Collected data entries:
········

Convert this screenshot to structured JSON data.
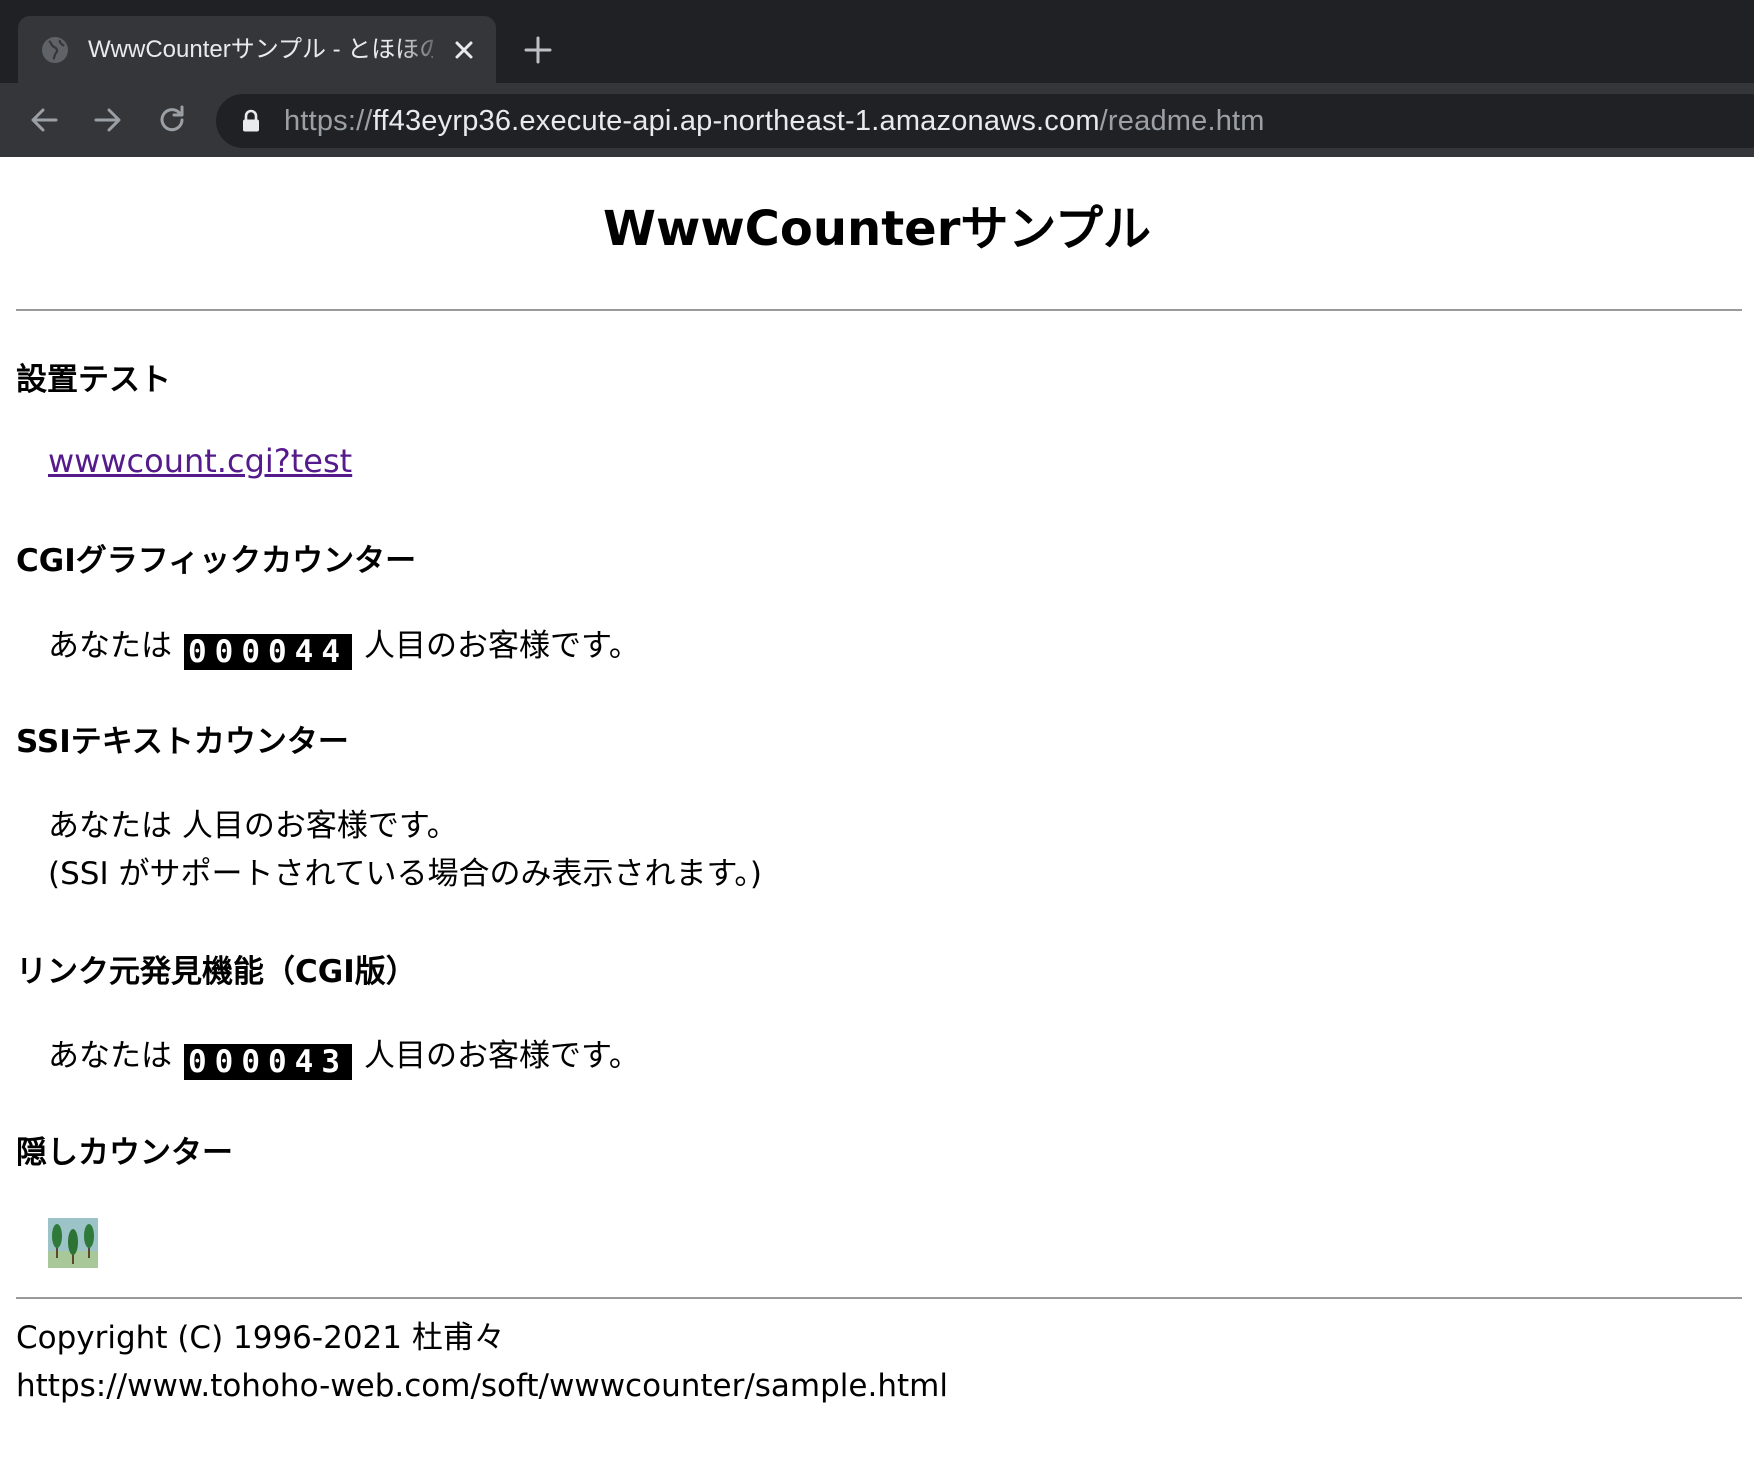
{
  "browser": {
    "tab": {
      "title": "WwwCounterサンプル - とほほのWWW入門",
      "favicon": "globe-icon",
      "close_icon": "close-icon"
    },
    "new_tab_icon": "plus-icon",
    "nav": {
      "back_icon": "arrow-left-icon",
      "forward_icon": "arrow-right-icon",
      "reload_icon": "reload-icon"
    },
    "address_bar": {
      "lock_icon": "lock-icon",
      "scheme": "https://",
      "host": "ff43eyrp36.execute-api.ap-northeast-1.amazonaws.com",
      "path": "/readme.htm"
    }
  },
  "page": {
    "title": "WwwCounterサンプル",
    "sections": {
      "install_test": {
        "heading": "設置テスト",
        "link_text": "wwwcount.cgi?test"
      },
      "cgi_graphic": {
        "heading": "CGIグラフィックカウンター",
        "prefix": "あなたは",
        "counter": "000044",
        "suffix": "人目のお客様です。"
      },
      "ssi_text": {
        "heading": "SSIテキストカウンター",
        "line1": "あなたは 人目のお客様です。",
        "line2": "(SSI がサポートされている場合のみ表示されます。)"
      },
      "referer": {
        "heading": "リンク元発見機能（CGI版）",
        "prefix": "あなたは",
        "counter": "000043",
        "suffix": "人目のお客様です。"
      },
      "hidden": {
        "heading": "隠しカウンター",
        "image_icon": "trees-image"
      }
    },
    "footer": {
      "copyright": "Copyright (C) 1996-2021 杜甫々",
      "url": "https://www.tohoho-web.com/soft/wwwcounter/sample.html"
    }
  },
  "colors": {
    "chrome_dark": "#202124",
    "chrome_tab": "#35363a",
    "link_visited": "#551a8b",
    "counter_bg": "#000000"
  }
}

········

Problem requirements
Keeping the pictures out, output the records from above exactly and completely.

Output of the task
Convert this screenshot to structured JSON data.
{
  "browser": {
    "tab": {
      "title": "WwwCounterサンプル - とほほのWWW入門",
      "favicon": "globe-icon",
      "close_icon": "close-icon"
    },
    "new_tab_icon": "plus-icon",
    "nav": {
      "back_icon": "arrow-left-icon",
      "forward_icon": "arrow-right-icon",
      "reload_icon": "reload-icon"
    },
    "address_bar": {
      "lock_icon": "lock-icon",
      "scheme": "https://",
      "host": "ff43eyrp36.execute-api.ap-northeast-1.amazonaws.com",
      "path": "/readme.htm"
    }
  },
  "page": {
    "title": "WwwCounterサンプル",
    "sections": {
      "install_test": {
        "heading": "設置テスト",
        "link_text": "wwwcount.cgi?test"
      },
      "cgi_graphic": {
        "heading": "CGIグラフィックカウンター",
        "prefix": "あなたは",
        "counter": "000044",
        "suffix": "人目のお客様です。"
      },
      "ssi_text": {
        "heading": "SSIテキストカウンター",
        "line1": "あなたは 人目のお客様です。",
        "line2": "(SSI がサポートされている場合のみ表示されます。)"
      },
      "referer": {
        "heading": "リンク元発見機能（CGI版）",
        "prefix": "あなたは",
        "counter": "000043",
        "suffix": "人目のお客様です。"
      },
      "hidden": {
        "heading": "隠しカウンター",
        "image_icon": "trees-image"
      }
    },
    "footer": {
      "copyright": "Copyright (C) 1996-2021 杜甫々",
      "url": "https://www.tohoho-web.com/soft/wwwcounter/sample.html"
    }
  },
  "colors": {
    "chrome_dark": "#202124",
    "chrome_tab": "#35363a",
    "link_visited": "#551a8b",
    "counter_bg": "#000000"
  }
}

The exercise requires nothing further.